### Task item
Write out each line below precisely, passing over the pictures.

Dataset rows for apps and sites:
┏━━

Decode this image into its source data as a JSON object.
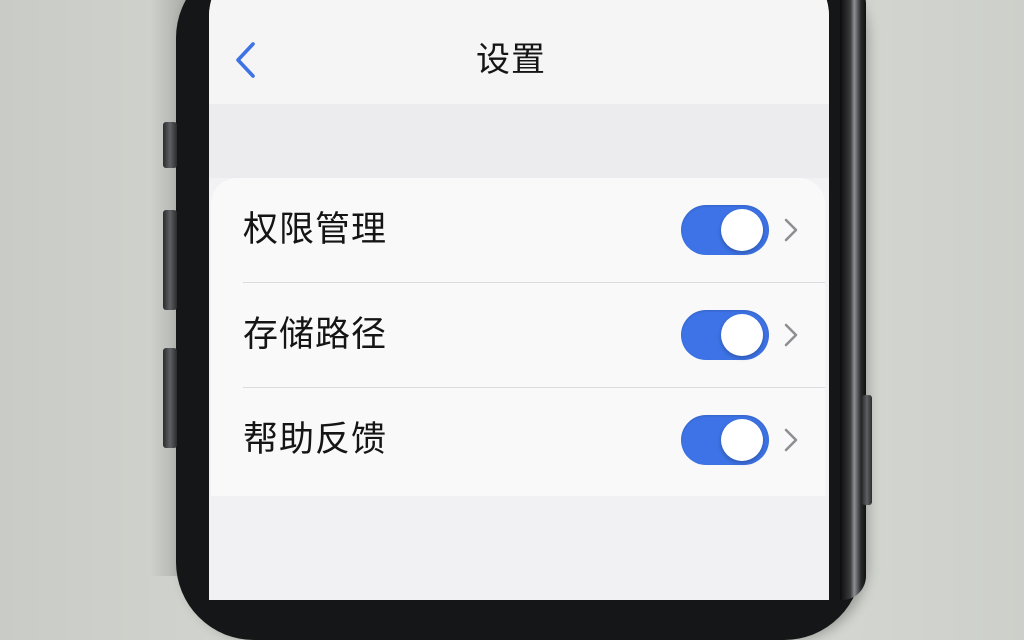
{
  "header": {
    "title": "设置",
    "back_icon": "chevron-left-icon"
  },
  "settings": {
    "items": [
      {
        "label": "权限管理",
        "toggle_on": true,
        "chevron_icon": "chevron-right-icon"
      },
      {
        "label": "存储路径",
        "toggle_on": true,
        "chevron_icon": "chevron-right-icon"
      },
      {
        "label": "帮助反馈",
        "toggle_on": true,
        "chevron_icon": "chevron-right-icon"
      }
    ]
  },
  "colors": {
    "accent": "#3d73e6",
    "background": "#f2f2f4",
    "text": "#151515",
    "chevron": "#8e8e93"
  }
}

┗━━

### Exercise result
Decode this image into its source data as a JSON object.
{
  "header": {
    "title": "设置",
    "back_icon": "chevron-left-icon"
  },
  "settings": {
    "items": [
      {
        "label": "权限管理",
        "toggle_on": true,
        "chevron_icon": "chevron-right-icon"
      },
      {
        "label": "存储路径",
        "toggle_on": true,
        "chevron_icon": "chevron-right-icon"
      },
      {
        "label": "帮助反馈",
        "toggle_on": true,
        "chevron_icon": "chevron-right-icon"
      }
    ]
  },
  "colors": {
    "accent": "#3d73e6",
    "background": "#f2f2f4",
    "text": "#151515",
    "chevron": "#8e8e93"
  }
}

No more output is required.